**Task statement**. Could you tally the lines of the entries that carry the string "stabilizacji"? Reply with the number and nothing more.

**Dataset records**.
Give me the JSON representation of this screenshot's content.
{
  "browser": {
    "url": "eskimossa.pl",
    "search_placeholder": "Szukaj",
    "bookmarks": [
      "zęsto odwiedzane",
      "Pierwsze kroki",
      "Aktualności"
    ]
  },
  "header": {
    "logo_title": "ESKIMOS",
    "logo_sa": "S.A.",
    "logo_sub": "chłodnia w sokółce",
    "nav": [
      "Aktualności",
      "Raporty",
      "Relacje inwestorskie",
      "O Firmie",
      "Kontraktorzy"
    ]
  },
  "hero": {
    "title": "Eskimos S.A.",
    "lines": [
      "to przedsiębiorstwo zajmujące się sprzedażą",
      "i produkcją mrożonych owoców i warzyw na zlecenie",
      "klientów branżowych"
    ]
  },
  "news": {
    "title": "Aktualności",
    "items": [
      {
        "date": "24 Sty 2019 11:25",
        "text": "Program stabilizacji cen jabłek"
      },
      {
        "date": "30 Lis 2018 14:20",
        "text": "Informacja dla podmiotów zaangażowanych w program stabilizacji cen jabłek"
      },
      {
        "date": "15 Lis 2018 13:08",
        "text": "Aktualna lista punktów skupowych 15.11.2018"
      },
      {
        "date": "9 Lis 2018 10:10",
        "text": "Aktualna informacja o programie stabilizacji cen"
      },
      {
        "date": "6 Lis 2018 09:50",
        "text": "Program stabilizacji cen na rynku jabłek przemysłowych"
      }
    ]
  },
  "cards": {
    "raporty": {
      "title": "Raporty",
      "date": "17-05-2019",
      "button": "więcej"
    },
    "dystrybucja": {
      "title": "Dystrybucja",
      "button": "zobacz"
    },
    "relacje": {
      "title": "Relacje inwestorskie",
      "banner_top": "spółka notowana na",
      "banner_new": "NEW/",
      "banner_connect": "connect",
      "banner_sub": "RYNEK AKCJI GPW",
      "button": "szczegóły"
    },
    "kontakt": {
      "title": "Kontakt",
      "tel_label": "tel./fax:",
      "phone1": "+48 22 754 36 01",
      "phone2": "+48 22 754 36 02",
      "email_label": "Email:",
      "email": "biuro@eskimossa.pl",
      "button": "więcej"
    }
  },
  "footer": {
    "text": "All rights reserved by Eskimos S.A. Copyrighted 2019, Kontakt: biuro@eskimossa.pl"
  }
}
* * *
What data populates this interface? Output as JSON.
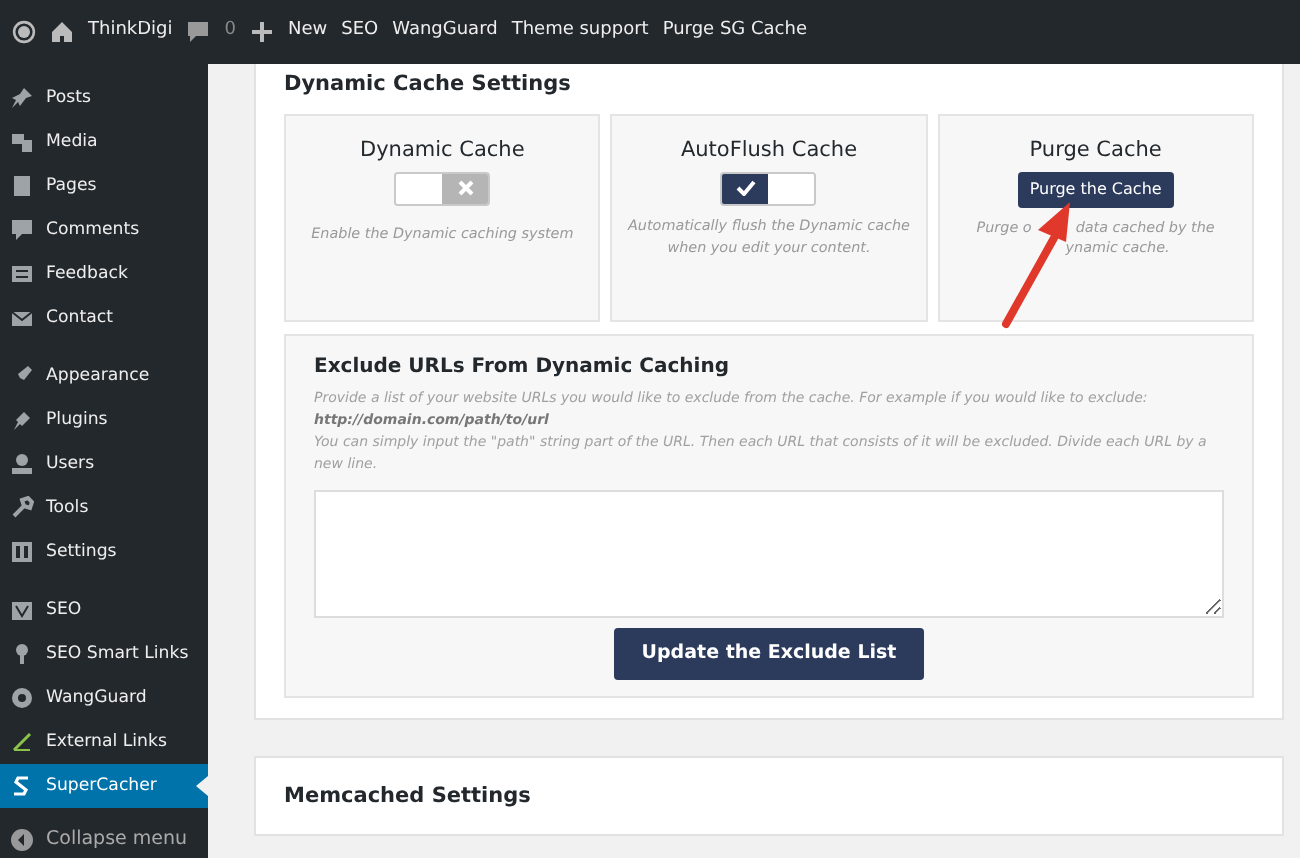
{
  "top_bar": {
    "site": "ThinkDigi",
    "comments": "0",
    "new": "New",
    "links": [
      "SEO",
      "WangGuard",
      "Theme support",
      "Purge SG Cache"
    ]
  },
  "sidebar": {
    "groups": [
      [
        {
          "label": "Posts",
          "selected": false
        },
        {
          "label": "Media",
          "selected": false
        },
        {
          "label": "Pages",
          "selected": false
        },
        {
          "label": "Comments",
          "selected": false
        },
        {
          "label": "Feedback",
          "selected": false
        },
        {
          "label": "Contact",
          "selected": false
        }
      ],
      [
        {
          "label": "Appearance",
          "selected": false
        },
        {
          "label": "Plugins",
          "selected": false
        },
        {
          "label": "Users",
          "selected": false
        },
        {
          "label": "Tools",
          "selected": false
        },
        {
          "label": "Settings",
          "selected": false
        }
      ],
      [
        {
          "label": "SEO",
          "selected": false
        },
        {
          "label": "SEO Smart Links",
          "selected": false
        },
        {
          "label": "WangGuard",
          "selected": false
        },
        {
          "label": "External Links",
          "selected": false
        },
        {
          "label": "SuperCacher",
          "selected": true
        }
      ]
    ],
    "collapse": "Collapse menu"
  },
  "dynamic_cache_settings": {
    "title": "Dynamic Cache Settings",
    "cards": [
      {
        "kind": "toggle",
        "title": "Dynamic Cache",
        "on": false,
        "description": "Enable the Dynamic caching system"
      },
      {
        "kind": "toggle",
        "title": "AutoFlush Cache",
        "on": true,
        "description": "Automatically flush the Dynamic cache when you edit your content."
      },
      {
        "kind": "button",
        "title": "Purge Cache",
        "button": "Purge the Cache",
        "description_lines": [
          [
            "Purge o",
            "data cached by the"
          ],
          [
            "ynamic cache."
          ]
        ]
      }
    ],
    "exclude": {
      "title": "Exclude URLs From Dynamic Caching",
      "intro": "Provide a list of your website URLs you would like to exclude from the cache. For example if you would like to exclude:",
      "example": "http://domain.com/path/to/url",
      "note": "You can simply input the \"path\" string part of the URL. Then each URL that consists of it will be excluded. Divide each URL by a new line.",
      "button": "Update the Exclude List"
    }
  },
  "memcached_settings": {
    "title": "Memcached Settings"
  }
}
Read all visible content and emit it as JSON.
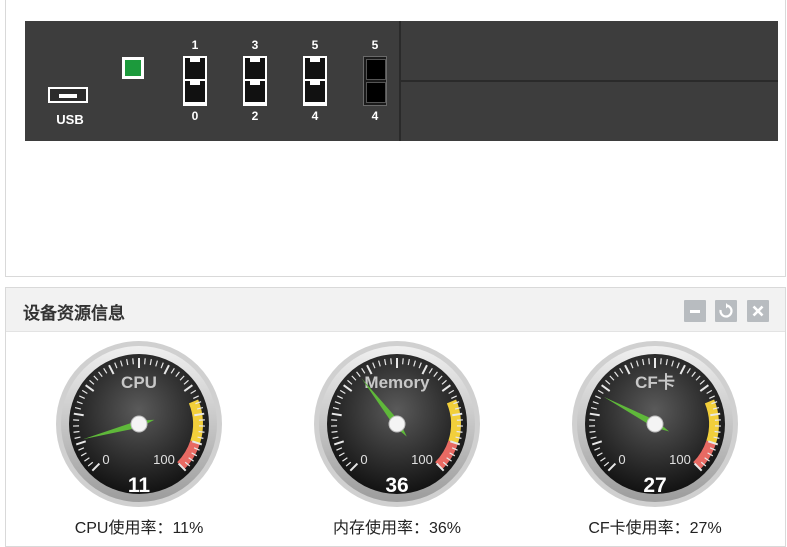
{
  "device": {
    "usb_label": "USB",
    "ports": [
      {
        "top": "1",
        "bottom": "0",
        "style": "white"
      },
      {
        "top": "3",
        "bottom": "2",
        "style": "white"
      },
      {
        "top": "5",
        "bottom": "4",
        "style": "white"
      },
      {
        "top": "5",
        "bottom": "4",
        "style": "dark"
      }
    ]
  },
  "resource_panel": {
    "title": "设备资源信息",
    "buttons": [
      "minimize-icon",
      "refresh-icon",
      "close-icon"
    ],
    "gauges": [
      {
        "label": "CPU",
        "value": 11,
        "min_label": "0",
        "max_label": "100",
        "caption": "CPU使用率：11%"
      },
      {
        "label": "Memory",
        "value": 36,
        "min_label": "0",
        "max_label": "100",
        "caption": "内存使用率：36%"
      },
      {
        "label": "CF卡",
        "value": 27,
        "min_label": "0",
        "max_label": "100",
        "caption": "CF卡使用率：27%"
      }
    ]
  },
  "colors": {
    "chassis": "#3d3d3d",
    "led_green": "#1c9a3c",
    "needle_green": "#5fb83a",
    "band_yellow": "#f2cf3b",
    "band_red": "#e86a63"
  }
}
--
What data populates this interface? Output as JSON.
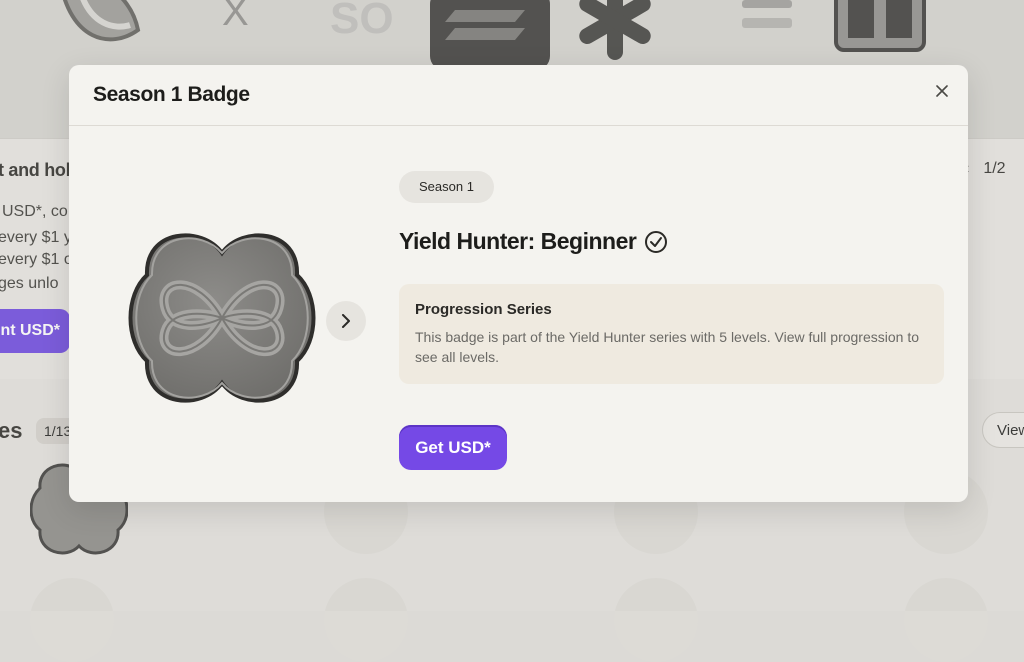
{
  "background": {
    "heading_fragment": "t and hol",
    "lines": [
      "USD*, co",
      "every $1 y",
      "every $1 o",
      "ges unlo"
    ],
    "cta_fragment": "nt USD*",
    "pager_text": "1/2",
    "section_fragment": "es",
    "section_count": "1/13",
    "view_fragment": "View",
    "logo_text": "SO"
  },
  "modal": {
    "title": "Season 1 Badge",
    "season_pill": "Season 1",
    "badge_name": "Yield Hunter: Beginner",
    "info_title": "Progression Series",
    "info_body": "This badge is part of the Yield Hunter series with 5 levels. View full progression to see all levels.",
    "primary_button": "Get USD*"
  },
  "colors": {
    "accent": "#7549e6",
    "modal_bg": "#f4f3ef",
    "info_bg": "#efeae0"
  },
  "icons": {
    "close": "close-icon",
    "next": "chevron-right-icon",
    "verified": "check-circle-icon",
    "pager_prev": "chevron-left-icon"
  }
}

**Solved exercise**. 4